## WHAT YOU NEED TO DO
Output must match the records, character for character.

## GIVEN RECORDS
<<<<
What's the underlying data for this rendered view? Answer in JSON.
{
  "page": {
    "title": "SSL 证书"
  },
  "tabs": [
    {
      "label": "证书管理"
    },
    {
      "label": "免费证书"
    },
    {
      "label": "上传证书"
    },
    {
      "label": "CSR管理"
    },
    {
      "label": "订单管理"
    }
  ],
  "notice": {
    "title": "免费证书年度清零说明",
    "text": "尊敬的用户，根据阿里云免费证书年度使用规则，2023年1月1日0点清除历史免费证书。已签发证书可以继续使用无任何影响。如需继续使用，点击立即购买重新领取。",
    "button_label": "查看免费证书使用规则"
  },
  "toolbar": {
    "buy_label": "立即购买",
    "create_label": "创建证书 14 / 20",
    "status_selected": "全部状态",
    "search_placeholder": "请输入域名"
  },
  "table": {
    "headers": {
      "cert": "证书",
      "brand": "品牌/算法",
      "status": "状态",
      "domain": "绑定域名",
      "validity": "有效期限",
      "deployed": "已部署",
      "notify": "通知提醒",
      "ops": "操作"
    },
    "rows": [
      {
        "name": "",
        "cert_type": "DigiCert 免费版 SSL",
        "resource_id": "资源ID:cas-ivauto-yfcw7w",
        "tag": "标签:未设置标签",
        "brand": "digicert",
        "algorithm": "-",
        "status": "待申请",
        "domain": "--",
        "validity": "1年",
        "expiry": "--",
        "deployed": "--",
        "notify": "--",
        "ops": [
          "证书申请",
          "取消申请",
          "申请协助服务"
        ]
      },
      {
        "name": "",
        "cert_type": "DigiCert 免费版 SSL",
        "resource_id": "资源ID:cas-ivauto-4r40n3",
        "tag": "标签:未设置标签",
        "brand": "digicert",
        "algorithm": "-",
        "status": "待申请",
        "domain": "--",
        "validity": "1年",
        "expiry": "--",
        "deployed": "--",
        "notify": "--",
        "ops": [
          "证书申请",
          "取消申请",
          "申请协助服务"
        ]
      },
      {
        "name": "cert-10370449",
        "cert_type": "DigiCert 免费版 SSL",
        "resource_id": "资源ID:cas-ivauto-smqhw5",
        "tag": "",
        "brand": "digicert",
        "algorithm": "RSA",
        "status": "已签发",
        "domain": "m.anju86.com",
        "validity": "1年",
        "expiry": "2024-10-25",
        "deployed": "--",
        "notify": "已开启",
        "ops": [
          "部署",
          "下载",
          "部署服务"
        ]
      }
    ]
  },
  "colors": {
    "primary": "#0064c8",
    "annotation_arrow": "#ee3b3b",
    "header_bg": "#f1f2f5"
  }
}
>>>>
## RESPONSE
What's the underlying data for this rendered view? Answer in JSON.
{
  "page": {
    "title": "SSL 证书"
  },
  "tabs": [
    {
      "label": "证书管理"
    },
    {
      "label": "免费证书"
    },
    {
      "label": "上传证书"
    },
    {
      "label": "CSR管理"
    },
    {
      "label": "订单管理"
    }
  ],
  "notice": {
    "title": "免费证书年度清零说明",
    "text": "尊敬的用户，根据阿里云免费证书年度使用规则，2023年1月1日0点清除历史免费证书。已签发证书可以继续使用无任何影响。如需继续使用，点击立即购买重新领取。",
    "button_label": "查看免费证书使用规则"
  },
  "toolbar": {
    "buy_label": "立即购买",
    "create_label": "创建证书 14 / 20",
    "status_selected": "全部状态",
    "search_placeholder": "请输入域名"
  },
  "table": {
    "headers": {
      "cert": "证书",
      "brand": "品牌/算法",
      "status": "状态",
      "domain": "绑定域名",
      "validity": "有效期限",
      "deployed": "已部署",
      "notify": "通知提醒",
      "ops": "操作"
    },
    "rows": [
      {
        "name": "",
        "cert_type": "DigiCert 免费版 SSL",
        "resource_id": "资源ID:cas-ivauto-yfcw7w",
        "tag": "标签:未设置标签",
        "brand": "digicert",
        "algorithm": "-",
        "status": "待申请",
        "domain": "--",
        "validity": "1年",
        "expiry": "--",
        "deployed": "--",
        "notify": "--",
        "ops": [
          "证书申请",
          "取消申请",
          "申请协助服务"
        ]
      },
      {
        "name": "",
        "cert_type": "DigiCert 免费版 SSL",
        "resource_id": "资源ID:cas-ivauto-4r40n3",
        "tag": "标签:未设置标签",
        "brand": "digicert",
        "algorithm": "-",
        "status": "待申请",
        "domain": "--",
        "validity": "1年",
        "expiry": "--",
        "deployed": "--",
        "notify": "--",
        "ops": [
          "证书申请",
          "取消申请",
          "申请协助服务"
        ]
      },
      {
        "name": "cert-10370449",
        "cert_type": "DigiCert 免费版 SSL",
        "resource_id": "资源ID:cas-ivauto-smqhw5",
        "tag": "",
        "brand": "digicert",
        "algorithm": "RSA",
        "status": "已签发",
        "domain": "m.anju86.com",
        "validity": "1年",
        "expiry": "2024-10-25",
        "deployed": "--",
        "notify": "已开启",
        "ops": [
          "部署",
          "下载",
          "部署服务"
        ]
      }
    ]
  },
  "colors": {
    "primary": "#0064c8",
    "annotation_arrow": "#ee3b3b",
    "header_bg": "#f1f2f5"
  }
}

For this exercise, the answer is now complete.